• _Page and application data records_:
========================================================================

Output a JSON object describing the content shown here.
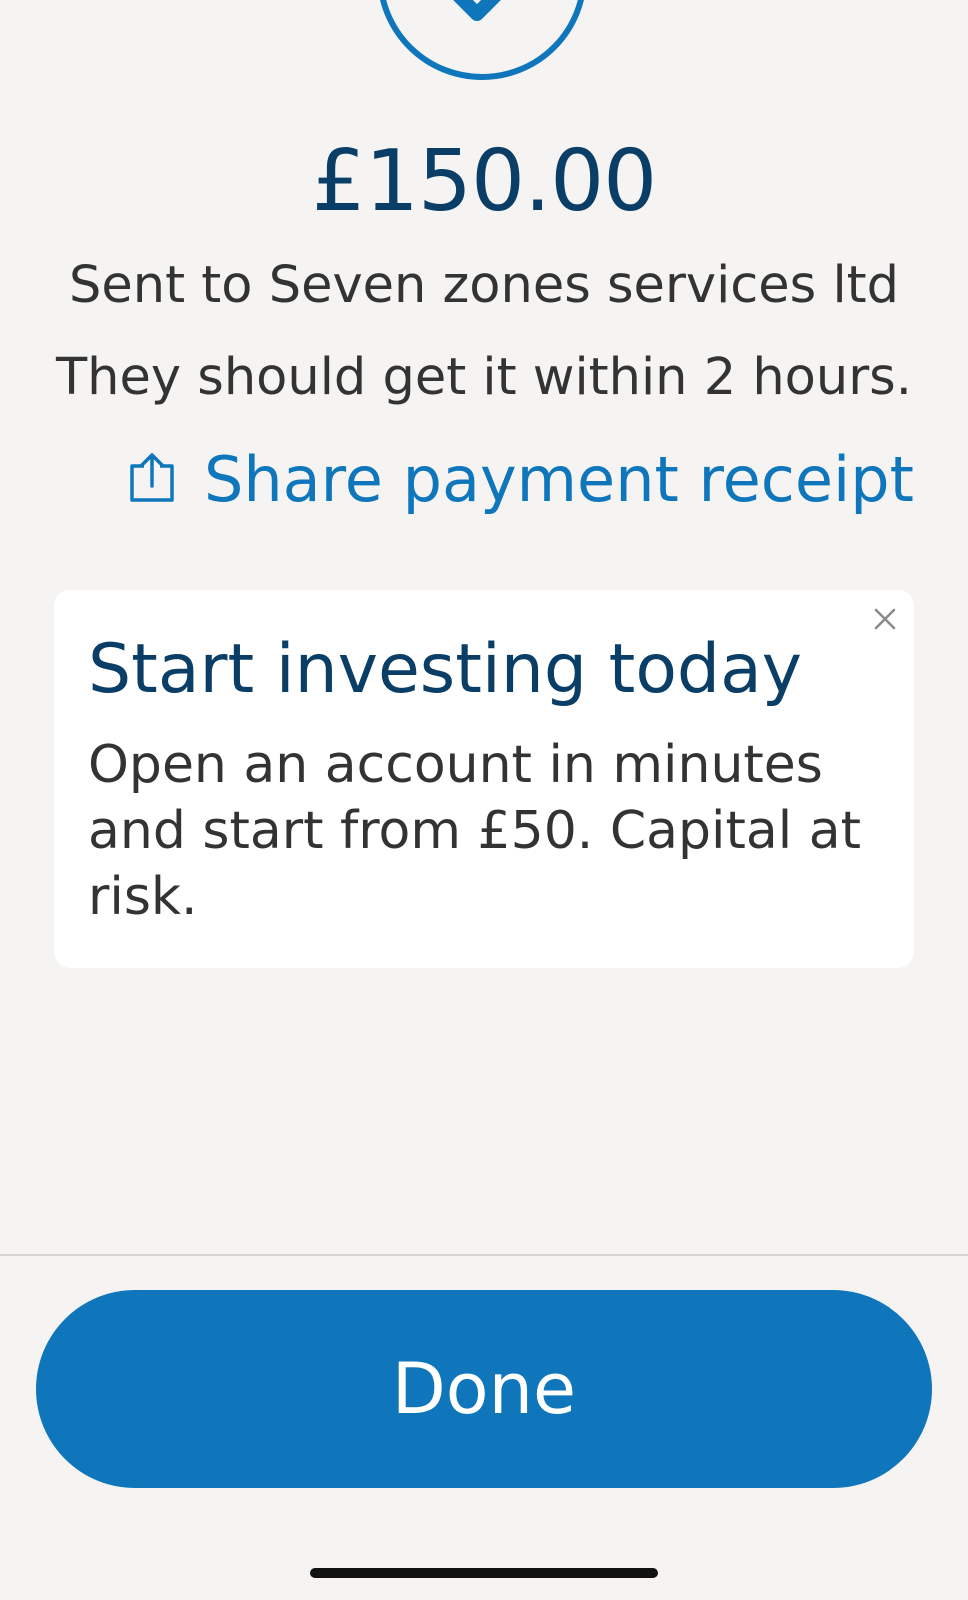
{
  "confirmation": {
    "status_icon": "checkmark-circle-icon",
    "amount": "£150.00",
    "sent_to": "Sent to Seven zones services ltd",
    "timing": "They should get it within 2 hours."
  },
  "share": {
    "icon": "share-icon",
    "label": "Share payment receipt"
  },
  "promo": {
    "title": "Start investing today",
    "body": "Open an account in minutes and start from £50. Capital at risk.",
    "close_icon": "close-icon"
  },
  "footer": {
    "done_label": "Done"
  },
  "colors": {
    "accent": "#0f76bb",
    "heading": "#0b3e66",
    "body_text": "#333333",
    "background": "#f5f4f2",
    "card": "#ffffff"
  }
}
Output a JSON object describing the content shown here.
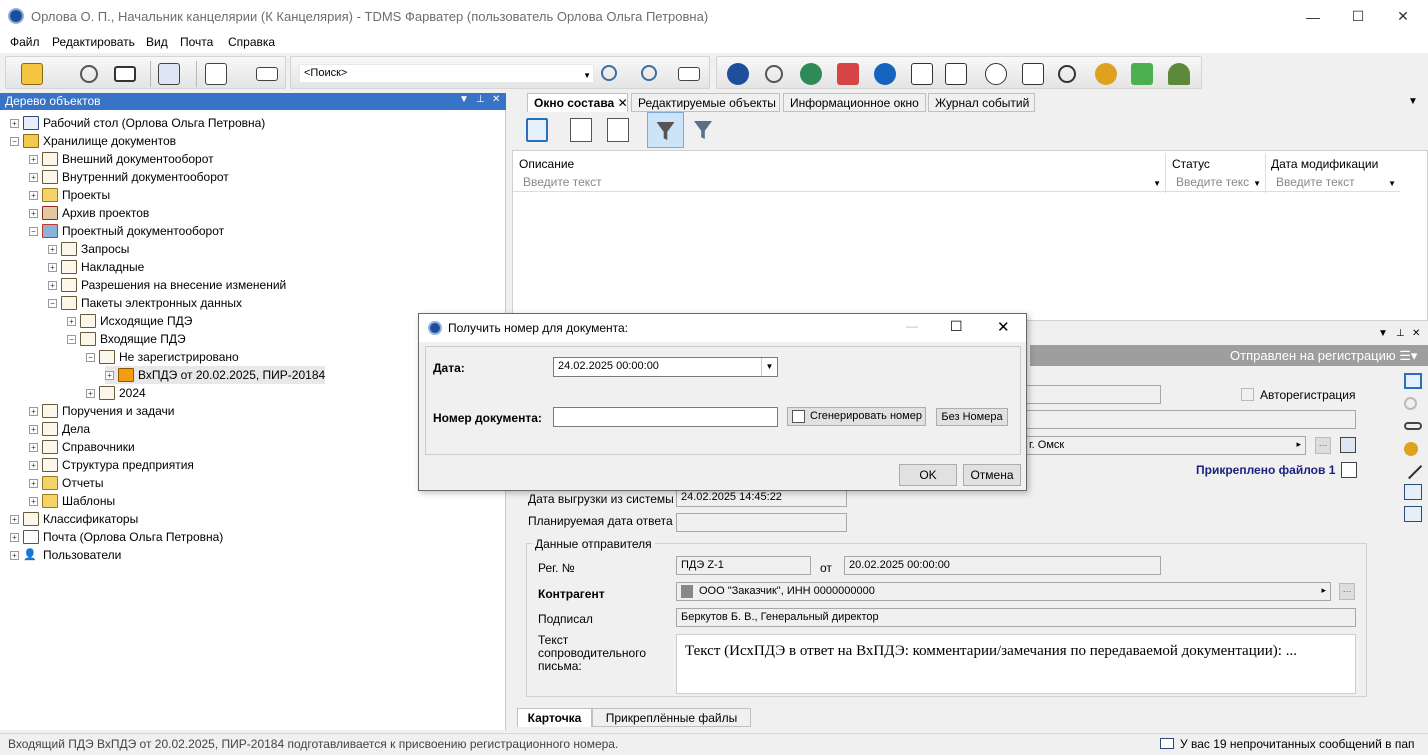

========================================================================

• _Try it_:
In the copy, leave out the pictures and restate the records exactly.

• _Exercise output_:
Output a JSON object describing the content shown here.
{
  "confirmation": {
    "status_icon": "checkmark-circle-icon",
    "amount": "£150.00",
    "sent_to": "Sent to Seven zones services ltd",
    "timing": "They should get it within 2 hours."
  },
  "share": {
    "icon": "share-icon",
    "label": "Share payment receipt"
  },
  "promo": {
    "title": "Start investing today",
    "body": "Open an account in minutes and start from £50. Capital at risk.",
    "close_icon": "close-icon"
  },
  "footer": {
    "done_label": "Done"
  },
  "colors": {
    "accent": "#0f76bb",
    "heading": "#0b3e66",
    "body_text": "#333333",
    "background": "#f5f4f2",
    "card": "#ffffff"
  }
}
Output a JSON object describing the content shown here.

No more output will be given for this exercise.